[Stored data]

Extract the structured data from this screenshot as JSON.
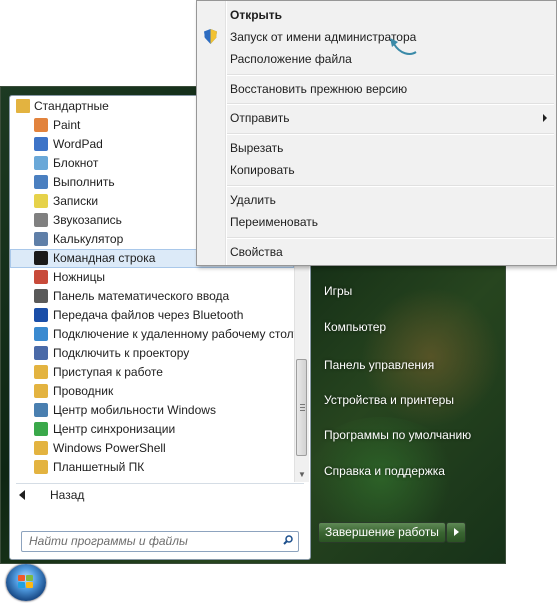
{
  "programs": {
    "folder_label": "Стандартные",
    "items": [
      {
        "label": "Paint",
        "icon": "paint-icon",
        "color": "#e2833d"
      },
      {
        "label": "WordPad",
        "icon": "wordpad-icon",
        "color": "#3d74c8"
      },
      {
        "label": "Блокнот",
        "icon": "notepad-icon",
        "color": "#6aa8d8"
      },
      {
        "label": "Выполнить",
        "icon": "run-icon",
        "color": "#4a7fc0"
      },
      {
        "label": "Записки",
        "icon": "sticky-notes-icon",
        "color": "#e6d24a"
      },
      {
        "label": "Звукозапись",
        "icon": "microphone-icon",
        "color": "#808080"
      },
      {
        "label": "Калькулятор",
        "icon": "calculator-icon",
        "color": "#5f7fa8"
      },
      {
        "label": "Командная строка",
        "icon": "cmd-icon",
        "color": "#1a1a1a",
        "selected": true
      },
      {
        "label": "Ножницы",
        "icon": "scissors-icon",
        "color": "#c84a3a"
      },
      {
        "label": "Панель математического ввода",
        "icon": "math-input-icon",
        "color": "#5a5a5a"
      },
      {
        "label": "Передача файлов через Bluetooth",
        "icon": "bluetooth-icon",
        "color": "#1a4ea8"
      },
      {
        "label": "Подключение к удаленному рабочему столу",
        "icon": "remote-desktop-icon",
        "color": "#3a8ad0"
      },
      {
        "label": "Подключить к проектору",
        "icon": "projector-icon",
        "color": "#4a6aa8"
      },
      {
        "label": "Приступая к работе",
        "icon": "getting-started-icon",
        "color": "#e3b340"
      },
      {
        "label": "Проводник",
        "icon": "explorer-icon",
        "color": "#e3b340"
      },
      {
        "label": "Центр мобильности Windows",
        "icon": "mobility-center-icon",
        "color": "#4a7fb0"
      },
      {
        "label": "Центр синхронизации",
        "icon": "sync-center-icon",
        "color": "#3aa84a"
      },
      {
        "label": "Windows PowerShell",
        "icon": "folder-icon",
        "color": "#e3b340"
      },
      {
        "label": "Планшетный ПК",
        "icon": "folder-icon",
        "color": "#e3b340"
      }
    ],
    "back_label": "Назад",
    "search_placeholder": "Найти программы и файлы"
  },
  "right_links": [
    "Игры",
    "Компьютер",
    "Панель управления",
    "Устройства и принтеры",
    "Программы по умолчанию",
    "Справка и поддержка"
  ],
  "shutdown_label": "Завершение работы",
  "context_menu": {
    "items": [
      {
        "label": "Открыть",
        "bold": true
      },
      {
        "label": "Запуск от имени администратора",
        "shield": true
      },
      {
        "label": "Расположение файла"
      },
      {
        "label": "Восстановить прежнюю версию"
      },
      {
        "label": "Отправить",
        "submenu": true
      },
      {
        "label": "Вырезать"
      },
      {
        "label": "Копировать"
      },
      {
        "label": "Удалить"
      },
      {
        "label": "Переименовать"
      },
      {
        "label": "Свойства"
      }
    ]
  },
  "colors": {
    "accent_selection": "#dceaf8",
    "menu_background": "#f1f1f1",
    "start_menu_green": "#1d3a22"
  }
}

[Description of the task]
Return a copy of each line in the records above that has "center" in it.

[Solution]
        "icon": "mobility-center-icon",
        "icon": "sync-center-icon",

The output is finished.